--- Available data Enclosed Below ---
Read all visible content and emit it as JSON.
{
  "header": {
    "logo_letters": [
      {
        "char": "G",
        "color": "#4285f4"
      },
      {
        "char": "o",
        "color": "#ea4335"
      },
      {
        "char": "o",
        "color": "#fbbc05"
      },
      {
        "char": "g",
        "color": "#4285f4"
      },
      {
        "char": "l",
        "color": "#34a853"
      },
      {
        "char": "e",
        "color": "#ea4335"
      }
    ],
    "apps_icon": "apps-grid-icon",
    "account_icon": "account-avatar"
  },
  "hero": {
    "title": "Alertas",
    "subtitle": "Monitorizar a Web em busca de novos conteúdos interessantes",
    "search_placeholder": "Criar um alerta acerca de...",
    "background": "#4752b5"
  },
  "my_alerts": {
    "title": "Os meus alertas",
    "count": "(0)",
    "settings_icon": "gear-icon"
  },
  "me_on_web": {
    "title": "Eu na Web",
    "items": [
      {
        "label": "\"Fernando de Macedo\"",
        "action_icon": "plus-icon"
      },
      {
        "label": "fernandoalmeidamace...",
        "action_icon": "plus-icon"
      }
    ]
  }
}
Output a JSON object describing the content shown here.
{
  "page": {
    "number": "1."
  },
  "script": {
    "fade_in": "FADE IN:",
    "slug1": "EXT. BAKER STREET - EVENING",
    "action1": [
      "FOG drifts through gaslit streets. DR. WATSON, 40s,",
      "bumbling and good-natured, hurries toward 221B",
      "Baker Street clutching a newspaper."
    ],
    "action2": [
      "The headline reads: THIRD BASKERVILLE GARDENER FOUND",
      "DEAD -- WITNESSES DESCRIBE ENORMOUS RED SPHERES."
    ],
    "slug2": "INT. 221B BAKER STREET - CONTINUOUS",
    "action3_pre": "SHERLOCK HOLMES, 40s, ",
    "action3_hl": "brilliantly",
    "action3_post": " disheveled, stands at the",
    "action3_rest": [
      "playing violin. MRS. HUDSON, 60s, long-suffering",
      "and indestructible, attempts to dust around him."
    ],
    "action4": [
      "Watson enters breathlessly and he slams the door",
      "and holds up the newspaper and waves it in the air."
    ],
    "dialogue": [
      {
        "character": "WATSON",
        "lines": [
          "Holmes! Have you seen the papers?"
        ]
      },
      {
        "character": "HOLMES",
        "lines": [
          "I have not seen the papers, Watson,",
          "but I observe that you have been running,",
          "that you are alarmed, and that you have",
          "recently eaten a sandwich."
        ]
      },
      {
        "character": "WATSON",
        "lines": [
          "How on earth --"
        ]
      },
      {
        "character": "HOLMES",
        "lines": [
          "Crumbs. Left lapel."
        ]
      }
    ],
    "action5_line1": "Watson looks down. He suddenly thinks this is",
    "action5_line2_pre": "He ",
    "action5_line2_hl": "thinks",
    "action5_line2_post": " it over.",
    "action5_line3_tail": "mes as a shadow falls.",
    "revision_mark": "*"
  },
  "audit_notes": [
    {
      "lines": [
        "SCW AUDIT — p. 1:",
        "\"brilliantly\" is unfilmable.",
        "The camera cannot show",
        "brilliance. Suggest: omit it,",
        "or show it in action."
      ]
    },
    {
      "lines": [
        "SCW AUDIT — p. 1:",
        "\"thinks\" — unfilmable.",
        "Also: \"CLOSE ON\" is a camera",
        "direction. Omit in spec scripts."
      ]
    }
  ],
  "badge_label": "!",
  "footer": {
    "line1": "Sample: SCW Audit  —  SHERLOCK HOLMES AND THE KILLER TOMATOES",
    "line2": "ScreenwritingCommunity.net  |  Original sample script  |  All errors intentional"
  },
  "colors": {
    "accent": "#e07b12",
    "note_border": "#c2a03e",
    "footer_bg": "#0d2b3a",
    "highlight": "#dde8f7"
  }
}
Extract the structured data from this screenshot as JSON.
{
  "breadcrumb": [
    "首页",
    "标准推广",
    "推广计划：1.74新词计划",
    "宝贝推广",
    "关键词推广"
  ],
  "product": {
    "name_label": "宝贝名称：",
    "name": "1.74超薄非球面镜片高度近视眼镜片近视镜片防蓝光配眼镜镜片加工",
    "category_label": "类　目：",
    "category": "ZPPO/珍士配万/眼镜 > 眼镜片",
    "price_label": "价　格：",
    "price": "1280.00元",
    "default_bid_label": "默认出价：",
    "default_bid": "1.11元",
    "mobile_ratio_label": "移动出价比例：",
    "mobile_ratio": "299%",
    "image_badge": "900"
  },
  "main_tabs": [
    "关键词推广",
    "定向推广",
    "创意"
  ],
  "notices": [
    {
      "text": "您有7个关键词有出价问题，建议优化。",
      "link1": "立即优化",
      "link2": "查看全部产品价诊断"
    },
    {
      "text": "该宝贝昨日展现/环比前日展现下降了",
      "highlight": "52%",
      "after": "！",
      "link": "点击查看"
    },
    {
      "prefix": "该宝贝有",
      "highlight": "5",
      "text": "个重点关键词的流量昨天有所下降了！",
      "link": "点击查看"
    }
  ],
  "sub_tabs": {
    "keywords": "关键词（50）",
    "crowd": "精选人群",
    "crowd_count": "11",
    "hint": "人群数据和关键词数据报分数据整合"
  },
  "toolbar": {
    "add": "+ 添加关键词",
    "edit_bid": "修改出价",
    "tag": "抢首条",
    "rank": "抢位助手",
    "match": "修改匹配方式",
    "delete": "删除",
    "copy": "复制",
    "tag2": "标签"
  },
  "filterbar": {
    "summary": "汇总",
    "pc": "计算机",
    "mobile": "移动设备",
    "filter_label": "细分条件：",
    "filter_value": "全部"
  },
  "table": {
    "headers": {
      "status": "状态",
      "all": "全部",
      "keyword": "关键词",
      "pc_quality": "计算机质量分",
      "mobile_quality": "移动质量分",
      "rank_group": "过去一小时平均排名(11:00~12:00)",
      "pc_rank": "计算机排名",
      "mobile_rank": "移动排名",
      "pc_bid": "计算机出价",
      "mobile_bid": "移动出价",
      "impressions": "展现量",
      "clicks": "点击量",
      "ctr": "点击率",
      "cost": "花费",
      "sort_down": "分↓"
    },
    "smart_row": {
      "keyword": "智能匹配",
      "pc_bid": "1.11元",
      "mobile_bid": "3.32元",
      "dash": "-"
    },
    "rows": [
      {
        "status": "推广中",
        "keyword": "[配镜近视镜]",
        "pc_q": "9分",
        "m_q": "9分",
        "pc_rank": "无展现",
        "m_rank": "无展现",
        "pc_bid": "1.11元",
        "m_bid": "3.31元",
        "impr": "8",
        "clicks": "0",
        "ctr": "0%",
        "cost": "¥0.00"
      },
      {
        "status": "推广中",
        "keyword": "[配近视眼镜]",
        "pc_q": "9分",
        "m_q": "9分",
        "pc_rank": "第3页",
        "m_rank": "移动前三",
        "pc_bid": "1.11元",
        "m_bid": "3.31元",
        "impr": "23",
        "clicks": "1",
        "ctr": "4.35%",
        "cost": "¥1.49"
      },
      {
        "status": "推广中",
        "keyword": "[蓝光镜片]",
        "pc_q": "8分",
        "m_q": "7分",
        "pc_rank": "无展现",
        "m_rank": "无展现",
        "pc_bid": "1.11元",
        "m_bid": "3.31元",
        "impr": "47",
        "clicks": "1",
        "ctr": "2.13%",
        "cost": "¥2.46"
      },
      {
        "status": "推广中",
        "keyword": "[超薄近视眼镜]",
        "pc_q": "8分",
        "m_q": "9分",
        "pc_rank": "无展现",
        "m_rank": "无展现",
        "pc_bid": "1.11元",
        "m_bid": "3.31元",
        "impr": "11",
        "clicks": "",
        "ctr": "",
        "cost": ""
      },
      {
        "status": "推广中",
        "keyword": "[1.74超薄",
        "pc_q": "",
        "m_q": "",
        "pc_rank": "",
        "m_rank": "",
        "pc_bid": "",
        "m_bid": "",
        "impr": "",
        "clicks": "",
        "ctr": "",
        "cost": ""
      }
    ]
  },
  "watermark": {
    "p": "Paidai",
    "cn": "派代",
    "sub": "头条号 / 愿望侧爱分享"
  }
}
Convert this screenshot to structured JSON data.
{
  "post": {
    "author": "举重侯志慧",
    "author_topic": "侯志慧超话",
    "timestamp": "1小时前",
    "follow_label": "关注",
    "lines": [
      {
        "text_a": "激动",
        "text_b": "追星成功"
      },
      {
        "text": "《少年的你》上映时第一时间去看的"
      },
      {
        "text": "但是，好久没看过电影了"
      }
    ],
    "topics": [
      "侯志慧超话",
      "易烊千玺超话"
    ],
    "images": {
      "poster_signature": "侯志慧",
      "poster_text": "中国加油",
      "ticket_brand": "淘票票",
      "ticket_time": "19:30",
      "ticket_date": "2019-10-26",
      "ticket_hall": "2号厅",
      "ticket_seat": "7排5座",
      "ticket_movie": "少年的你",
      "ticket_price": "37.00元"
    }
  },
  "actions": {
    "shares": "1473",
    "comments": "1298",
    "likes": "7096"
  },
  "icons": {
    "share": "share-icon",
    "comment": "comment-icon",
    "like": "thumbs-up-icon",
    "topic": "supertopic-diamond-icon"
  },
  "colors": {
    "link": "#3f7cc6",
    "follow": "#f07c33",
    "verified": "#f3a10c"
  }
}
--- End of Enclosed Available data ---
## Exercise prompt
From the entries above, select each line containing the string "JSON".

## The answer
Read all visible content and emit it as JSON.
Output a JSON object describing the content shown here.
Extract the structured data from this screenshot as JSON.
Convert this screenshot to structured JSON data.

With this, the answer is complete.